Metn politics a factor in Gemayel’s return
Daily Star: Amin Gemayel’s return to the country is believed to be the outcome of a compromise between the former president and the administration. According to sources close to the issue, Gemayel was given the green light to return after his son Pierre promised not to ally with Metn MP Nassib Lahoud, President Emile Lahoud’s cousin, in the upcoming elections and join forces with MP Albert Mokheiber instead. This scenario would see three lists Murr, representing the government and allied with President Emile’s son Emile Jr.; Nassib Lahoud, representing the opposition, and Mokheiber-Gemayel doing battle.
A political source said that Amin Gemayel hinted that his son might join Mokheiber on a list during a Tuesday meeting with Speaker Nabih Berri. Nassib Lahoud, Mokheiber and Gemayel share the same electoral base, namely Christians disillusioned with the post-Taif Accord political reality. Ensuring that they do not band together in the polls would clear the way for Interior Minister Michel Murr to emerge as the leading politician in Metn.
Mokheiber boycotted the 1992, while Gemayel was forced to seek exile in France. Nassib Lahoud thus emerged as one of the most popular opposition figures in the post-Taif years.

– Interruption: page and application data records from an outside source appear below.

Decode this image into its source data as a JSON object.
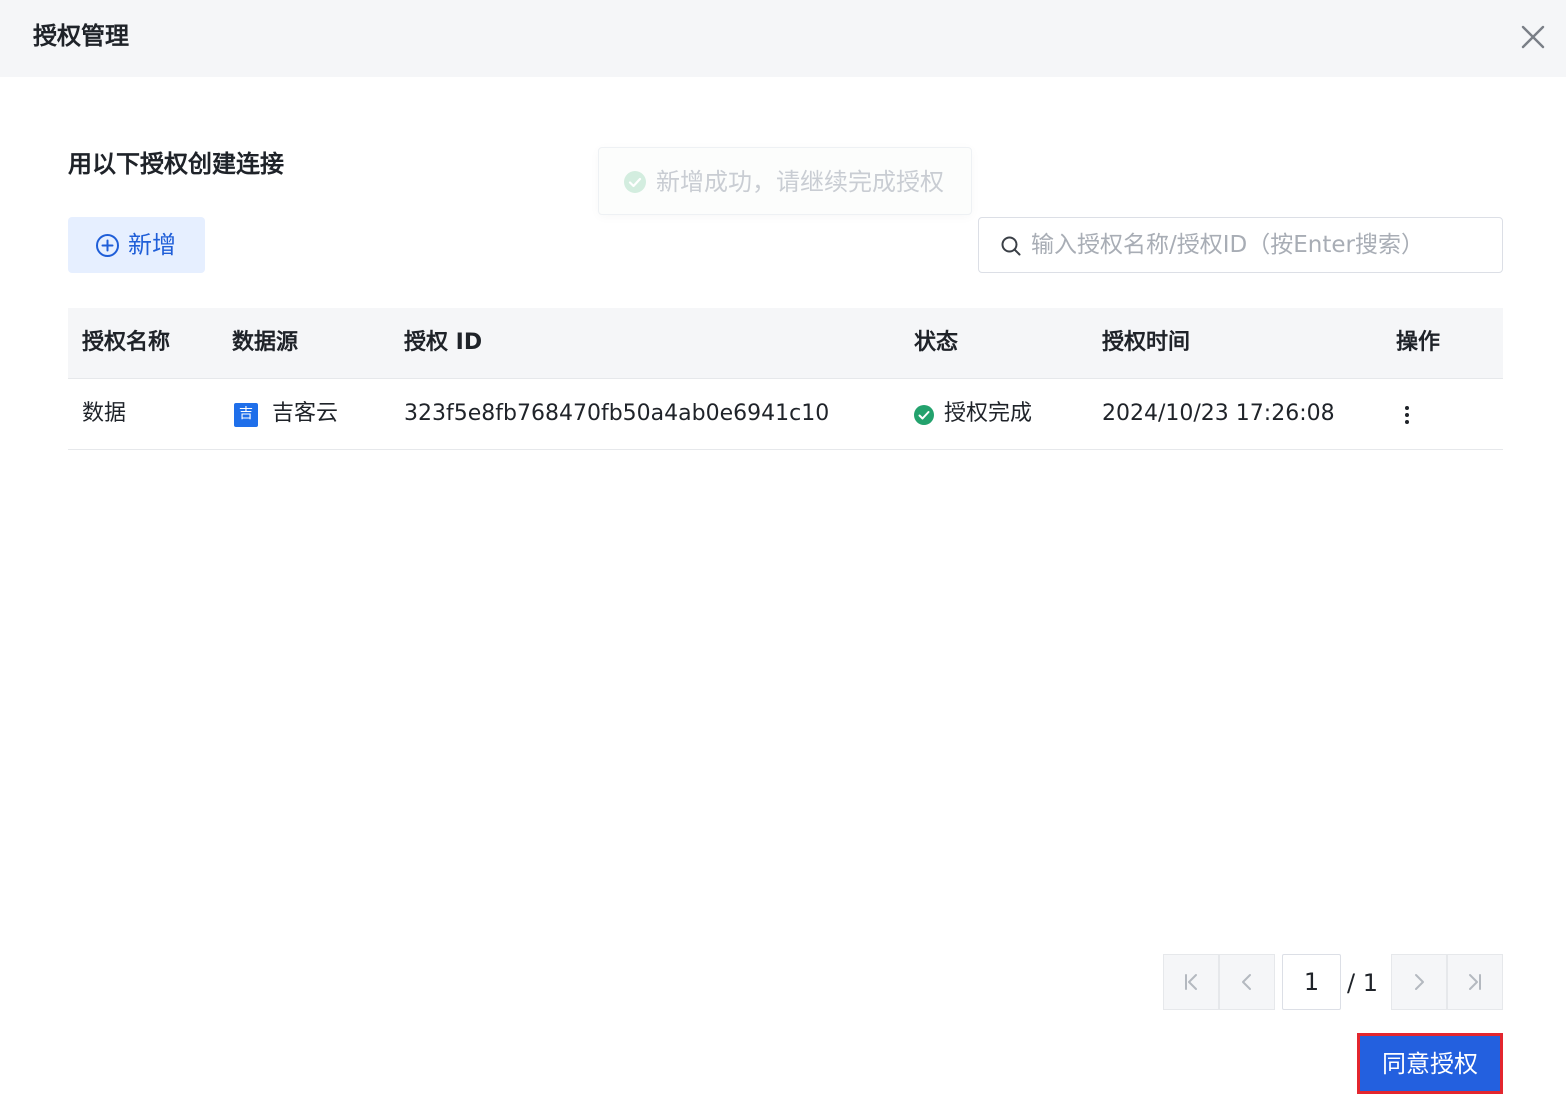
{
  "dialog": {
    "title": "授权管理"
  },
  "toast": {
    "message": "新增成功，请继续完成授权",
    "type": "success"
  },
  "section": {
    "title": "用以下授权创建连接"
  },
  "toolbar": {
    "add_label": "新增",
    "search_placeholder": "输入授权名称/授权ID（按Enter搜索）",
    "search_value": ""
  },
  "table": {
    "columns": [
      "授权名称",
      "数据源",
      "授权 ID",
      "状态",
      "授权时间",
      "操作"
    ],
    "rows": [
      {
        "name": "数据",
        "source_icon_text": "吉",
        "source": "吉客云",
        "auth_id": "323f5e8fb768470fb50a4ab0e6941c10",
        "status": "授权完成",
        "time": "2024/10/23 17:26:08"
      }
    ]
  },
  "pagination": {
    "current": "1",
    "total": "/ 1"
  },
  "footer": {
    "agree_label": "同意授权"
  },
  "colors": {
    "primary": "#2360df",
    "success": "#23a26d",
    "highlight_border": "#e3262f"
  }
}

But while an alliance among the three opposition politicians could have spelled trouble for Murr, this tripartite alliance’s chances were dying well before Amin Gemayel’s return. Nassib Lahoud and Mokheiber were in disagreement a month ago, following the latter’s alleged rapprochement with Murr. Murr, who has yet to announce his candidate list, had made it known that he was considering leaving the district’s other Orthodox seat vacant, allowing Mokheiber to win, on the condition that he did not ally himself with Lahoud. Murr’s current Orthodox ally, MP Raji Abu Haidar, already has indicated that he is not interested in seeking another term. With no official declarations of Pierre Gemayel’s intentions, Nassib Lahoud is still trying to win over the political scion and potential symbol of the opposition in an attempt to get disgruntled Christian voters to the ballot boxes.
But Lahoud has reportedly taken Gemayel’s hesitancy to announce his election intentions, as well as the ex-president’s return, as a sign that the former president has been co-opted by the government. Amin Gemayel himself reinforced this impression upon his return, having emphasized his desire to engage in dialogue with the country’s political forces and “be part of the national consensus and the reconstruction process.” His role as a potential opponent to the present regime as the public has tended to envision him in recent years appears to have been put on hold for the time being.